▶ PROBLEM TO WORK ON:
Set down the material in full. Keep every line exactly as it is.

▶ RECORD SET:
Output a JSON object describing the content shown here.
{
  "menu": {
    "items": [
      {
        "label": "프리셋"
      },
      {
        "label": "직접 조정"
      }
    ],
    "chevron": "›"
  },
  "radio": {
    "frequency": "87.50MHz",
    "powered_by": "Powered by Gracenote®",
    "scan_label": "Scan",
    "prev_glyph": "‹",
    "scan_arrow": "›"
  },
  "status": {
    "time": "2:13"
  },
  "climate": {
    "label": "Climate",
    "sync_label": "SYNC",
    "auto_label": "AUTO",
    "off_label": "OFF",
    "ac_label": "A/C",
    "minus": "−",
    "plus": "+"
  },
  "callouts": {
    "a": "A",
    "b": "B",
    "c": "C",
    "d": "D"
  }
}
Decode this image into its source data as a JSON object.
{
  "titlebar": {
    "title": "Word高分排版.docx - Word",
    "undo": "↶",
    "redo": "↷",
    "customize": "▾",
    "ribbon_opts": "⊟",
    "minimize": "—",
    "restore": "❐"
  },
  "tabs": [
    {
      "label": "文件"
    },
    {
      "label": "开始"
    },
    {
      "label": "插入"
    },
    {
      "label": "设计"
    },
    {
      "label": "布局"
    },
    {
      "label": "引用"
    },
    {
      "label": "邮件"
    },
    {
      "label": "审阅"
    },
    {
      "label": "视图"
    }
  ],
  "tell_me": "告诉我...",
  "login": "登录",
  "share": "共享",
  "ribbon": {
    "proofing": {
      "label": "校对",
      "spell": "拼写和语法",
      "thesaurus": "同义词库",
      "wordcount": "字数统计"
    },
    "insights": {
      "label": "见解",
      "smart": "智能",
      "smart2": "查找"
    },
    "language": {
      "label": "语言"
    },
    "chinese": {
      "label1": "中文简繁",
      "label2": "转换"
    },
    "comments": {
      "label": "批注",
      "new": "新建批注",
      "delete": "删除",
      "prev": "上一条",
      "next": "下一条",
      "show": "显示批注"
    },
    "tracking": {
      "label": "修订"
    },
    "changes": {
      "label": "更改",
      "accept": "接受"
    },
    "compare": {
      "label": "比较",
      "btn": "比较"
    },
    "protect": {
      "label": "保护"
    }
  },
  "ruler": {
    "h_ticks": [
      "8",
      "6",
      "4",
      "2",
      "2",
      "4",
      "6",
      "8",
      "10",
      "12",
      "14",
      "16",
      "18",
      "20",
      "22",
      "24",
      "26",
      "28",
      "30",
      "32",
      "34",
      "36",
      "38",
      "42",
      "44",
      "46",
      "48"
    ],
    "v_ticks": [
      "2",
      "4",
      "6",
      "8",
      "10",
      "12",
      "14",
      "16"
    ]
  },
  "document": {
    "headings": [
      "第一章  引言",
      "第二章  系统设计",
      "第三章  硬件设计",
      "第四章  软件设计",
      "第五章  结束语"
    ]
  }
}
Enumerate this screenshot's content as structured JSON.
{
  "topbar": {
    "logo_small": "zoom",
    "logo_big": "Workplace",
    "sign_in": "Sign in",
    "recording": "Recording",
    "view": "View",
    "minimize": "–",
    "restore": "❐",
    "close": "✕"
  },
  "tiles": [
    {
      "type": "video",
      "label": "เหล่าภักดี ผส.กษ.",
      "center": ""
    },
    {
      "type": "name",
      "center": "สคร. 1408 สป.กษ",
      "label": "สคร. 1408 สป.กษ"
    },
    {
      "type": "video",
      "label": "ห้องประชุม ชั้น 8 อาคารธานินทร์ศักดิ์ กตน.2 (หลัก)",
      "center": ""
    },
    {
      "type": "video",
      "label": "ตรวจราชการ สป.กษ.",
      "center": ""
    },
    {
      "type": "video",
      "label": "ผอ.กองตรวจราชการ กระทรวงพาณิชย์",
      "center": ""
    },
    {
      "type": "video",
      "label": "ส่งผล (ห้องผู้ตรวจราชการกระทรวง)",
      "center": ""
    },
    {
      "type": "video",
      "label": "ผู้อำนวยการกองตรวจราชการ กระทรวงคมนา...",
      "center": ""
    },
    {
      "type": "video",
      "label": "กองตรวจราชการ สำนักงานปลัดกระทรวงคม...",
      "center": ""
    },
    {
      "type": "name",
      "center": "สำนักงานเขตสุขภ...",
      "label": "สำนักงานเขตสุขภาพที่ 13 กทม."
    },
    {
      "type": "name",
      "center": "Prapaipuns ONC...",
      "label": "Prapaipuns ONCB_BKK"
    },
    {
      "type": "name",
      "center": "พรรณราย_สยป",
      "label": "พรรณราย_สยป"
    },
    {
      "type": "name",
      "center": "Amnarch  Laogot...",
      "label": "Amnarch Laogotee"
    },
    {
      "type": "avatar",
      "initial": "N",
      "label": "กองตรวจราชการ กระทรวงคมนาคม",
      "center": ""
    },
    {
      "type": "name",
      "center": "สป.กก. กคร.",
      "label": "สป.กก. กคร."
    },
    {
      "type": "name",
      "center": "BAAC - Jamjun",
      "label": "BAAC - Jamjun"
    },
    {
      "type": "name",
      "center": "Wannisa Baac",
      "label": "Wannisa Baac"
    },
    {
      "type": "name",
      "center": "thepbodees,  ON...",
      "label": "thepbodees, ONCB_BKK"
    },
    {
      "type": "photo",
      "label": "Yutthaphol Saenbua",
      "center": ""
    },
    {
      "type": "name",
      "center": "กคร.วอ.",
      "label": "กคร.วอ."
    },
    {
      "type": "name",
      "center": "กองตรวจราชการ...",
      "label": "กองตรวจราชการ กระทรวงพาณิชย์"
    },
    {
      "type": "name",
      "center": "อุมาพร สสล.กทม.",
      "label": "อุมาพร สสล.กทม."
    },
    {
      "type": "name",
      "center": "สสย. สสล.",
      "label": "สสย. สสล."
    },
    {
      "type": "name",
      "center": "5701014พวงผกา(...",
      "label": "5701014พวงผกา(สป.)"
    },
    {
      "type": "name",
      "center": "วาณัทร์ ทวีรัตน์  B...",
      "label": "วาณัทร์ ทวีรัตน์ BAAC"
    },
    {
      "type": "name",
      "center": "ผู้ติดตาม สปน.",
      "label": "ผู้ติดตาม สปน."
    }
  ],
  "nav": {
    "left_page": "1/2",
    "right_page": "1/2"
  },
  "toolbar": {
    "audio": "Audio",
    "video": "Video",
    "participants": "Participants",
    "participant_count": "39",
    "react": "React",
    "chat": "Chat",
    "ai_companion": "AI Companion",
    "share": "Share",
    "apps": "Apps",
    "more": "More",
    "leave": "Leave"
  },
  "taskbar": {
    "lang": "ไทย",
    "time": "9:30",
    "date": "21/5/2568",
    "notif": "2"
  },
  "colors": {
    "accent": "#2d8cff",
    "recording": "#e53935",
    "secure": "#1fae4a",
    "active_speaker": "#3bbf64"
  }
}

▶ WRITTEN RESPONSE:
Output a JSON object describing the content shown here.
{
  "menu": {
    "items": [
      {
        "label": "프리셋"
      },
      {
        "label": "직접 조정"
      }
    ],
    "chevron": "›"
  },
  "radio": {
    "frequency": "87.50MHz",
    "powered_by": "Powered by Gracenote®",
    "scan_label": "Scan",
    "prev_glyph": "‹",
    "scan_arrow": "›"
  },
  "status": {
    "time": "2:13"
  },
  "climate": {
    "label": "Climate",
    "sync_label": "SYNC",
    "auto_label": "AUTO",
    "off_label": "OFF",
    "ac_label": "A/C",
    "minus": "−",
    "plus": "+"
  },
  "callouts": {
    "a": "A",
    "b": "B",
    "c": "C",
    "d": "D"
  }
}
Decode this image into its source data as a JSON object.
{
  "titlebar": {
    "title": "Word高分排版.docx - Word",
    "undo": "↶",
    "redo": "↷",
    "customize": "▾",
    "ribbon_opts": "⊟",
    "minimize": "—",
    "restore": "❐"
  },
  "tabs": [
    {
      "label": "文件"
    },
    {
      "label": "开始"
    },
    {
      "label": "插入"
    },
    {
      "label": "设计"
    },
    {
      "label": "布局"
    },
    {
      "label": "引用"
    },
    {
      "label": "邮件"
    },
    {
      "label": "审阅"
    },
    {
      "label": "视图"
    }
  ],
  "tell_me": "告诉我...",
  "login": "登录",
  "share": "共享",
  "ribbon": {
    "proofing": {
      "label": "校对",
      "spell": "拼写和语法",
      "thesaurus": "同义词库",
      "wordcount": "字数统计"
    },
    "insights": {
      "label": "见解",
      "smart": "智能",
      "smart2": "查找"
    },
    "language": {
      "label": "语言"
    },
    "chinese": {
      "label1": "中文简繁",
      "label2": "转换"
    },
    "comments": {
      "label": "批注",
      "new": "新建批注",
      "delete": "删除",
      "prev": "上一条",
      "next": "下一条",
      "show": "显示批注"
    },
    "tracking": {
      "label": "修订"
    },
    "changes": {
      "label": "更改",
      "accept": "接受"
    },
    "compare": {
      "label": "比较",
      "btn": "比较"
    },
    "protect": {
      "label": "保护"
    }
  },
  "ruler": {
    "h_ticks": [
      "8",
      "6",
      "4",
      "2",
      "2",
      "4",
      "6",
      "8",
      "10",
      "12",
      "14",
      "16",
      "18",
      "20",
      "22",
      "24",
      "26",
      "28",
      "30",
      "32",
      "34",
      "36",
      "38",
      "42",
      "44",
      "46",
      "48"
    ],
    "v_ticks": [
      "2",
      "4",
      "6",
      "8",
      "10",
      "12",
      "14",
      "16"
    ]
  },
  "document": {
    "headings": [
      "第一章  引言",
      "第二章  系统设计",
      "第三章  硬件设计",
      "第四章  软件设计",
      "第五章  结束语"
    ]
  }
}
Enumerate this screenshot's content as structured JSON.
{
  "topbar": {
    "logo_small": "zoom",
    "logo_big": "Workplace",
    "sign_in": "Sign in",
    "recording": "Recording",
    "view": "View",
    "minimize": "–",
    "restore": "❐",
    "close": "✕"
  },
  "tiles": [
    {
      "type": "video",
      "label": "เหล่าภักดี ผส.กษ.",
      "center": ""
    },
    {
      "type": "name",
      "center": "สคร. 1408 สป.กษ",
      "label": "สคร. 1408 สป.กษ"
    },
    {
      "type": "video",
      "label": "ห้องประชุม ชั้น 8 อาคารธานินทร์ศักดิ์ กตน.2 (หลัก)",
      "center": ""
    },
    {
      "type": "video",
      "label": "ตรวจราชการ สป.กษ.",
      "center": ""
    },
    {
      "type": "video",
      "label": "ผอ.กองตรวจราชการ กระทรวงพาณิชย์",
      "center": ""
    },
    {
      "type": "video",
      "label": "ส่งผล (ห้องผู้ตรวจราชการกระทรวง)",
      "center": ""
    },
    {
      "type": "video",
      "label": "ผู้อำนวยการกองตรวจราชการ กระทรวงคมนา...",
      "center": ""
    },
    {
      "type": "video",
      "label": "กองตรวจราชการ สำนักงานปลัดกระทรวงคม...",
      "center": ""
    },
    {
      "type": "name",
      "center": "สำนักงานเขตสุขภ...",
      "label": "สำนักงานเขตสุขภาพที่ 13 กทม."
    },
    {
      "type": "name",
      "center": "Prapaipuns ONC...",
      "label": "Prapaipuns ONCB_BKK"
    },
    {
      "type": "name",
      "center": "พรรณราย_สยป",
      "label": "พรรณราย_สยป"
    },
    {
      "type": "name",
      "center": "Amnarch  Laogot...",
      "label": "Amnarch Laogotee"
    },
    {
      "type": "avatar",
      "initial": "N",
      "label": "กองตรวจราชการ กระทรวงคมนาคม",
      "center": ""
    },
    {
      "type": "name",
      "center": "สป.กก. กคร.",
      "label": "สป.กก. กคร."
    },
    {
      "type": "name",
      "center": "BAAC - Jamjun",
      "label": "BAAC - Jamjun"
    },
    {
      "type": "name",
      "center": "Wannisa Baac",
      "label": "Wannisa Baac"
    },
    {
      "type": "name",
      "center": "thepbodees,  ON...",
      "label": "thepbodees, ONCB_BKK"
    },
    {
      "type": "photo",
      "label": "Yutthaphol Saenbua",
      "center": ""
    },
    {
      "type": "name",
      "center": "กคร.วอ.",
      "label": "กคร.วอ."
    },
    {
      "type": "name",
      "center": "กองตรวจราชการ...",
      "label": "กองตรวจราชการ กระทรวงพาณิชย์"
    },
    {
      "type": "name",
      "center": "อุมาพร สสล.กทม.",
      "label": "อุมาพร สสล.กทม."
    },
    {
      "type": "name",
      "center": "สสย. สสล.",
      "label": "สสย. สสล."
    },
    {
      "type": "name",
      "center": "5701014พวงผกา(...",
      "label": "5701014พวงผกา(สป.)"
    },
    {
      "type": "name",
      "center": "วาณัทร์ ทวีรัตน์  B...",
      "label": "วาณัทร์ ทวีรัตน์ BAAC"
    },
    {
      "type": "name",
      "center": "ผู้ติดตาม สปน.",
      "label": "ผู้ติดตาม สปน."
    }
  ],
  "nav": {
    "left_page": "1/2",
    "right_page": "1/2"
  },
  "toolbar": {
    "audio": "Audio",
    "video": "Video",
    "participants": "Participants",
    "participant_count": "39",
    "react": "React",
    "chat": "Chat",
    "ai_companion": "AI Companion",
    "share": "Share",
    "apps": "Apps",
    "more": "More",
    "leave": "Leave"
  },
  "taskbar": {
    "lang": "ไทย",
    "time": "9:30",
    "date": "21/5/2568",
    "notif": "2"
  },
  "colors": {
    "accent": "#2d8cff",
    "recording": "#e53935",
    "secure": "#1fae4a",
    "active_speaker": "#3bbf64"
  }
}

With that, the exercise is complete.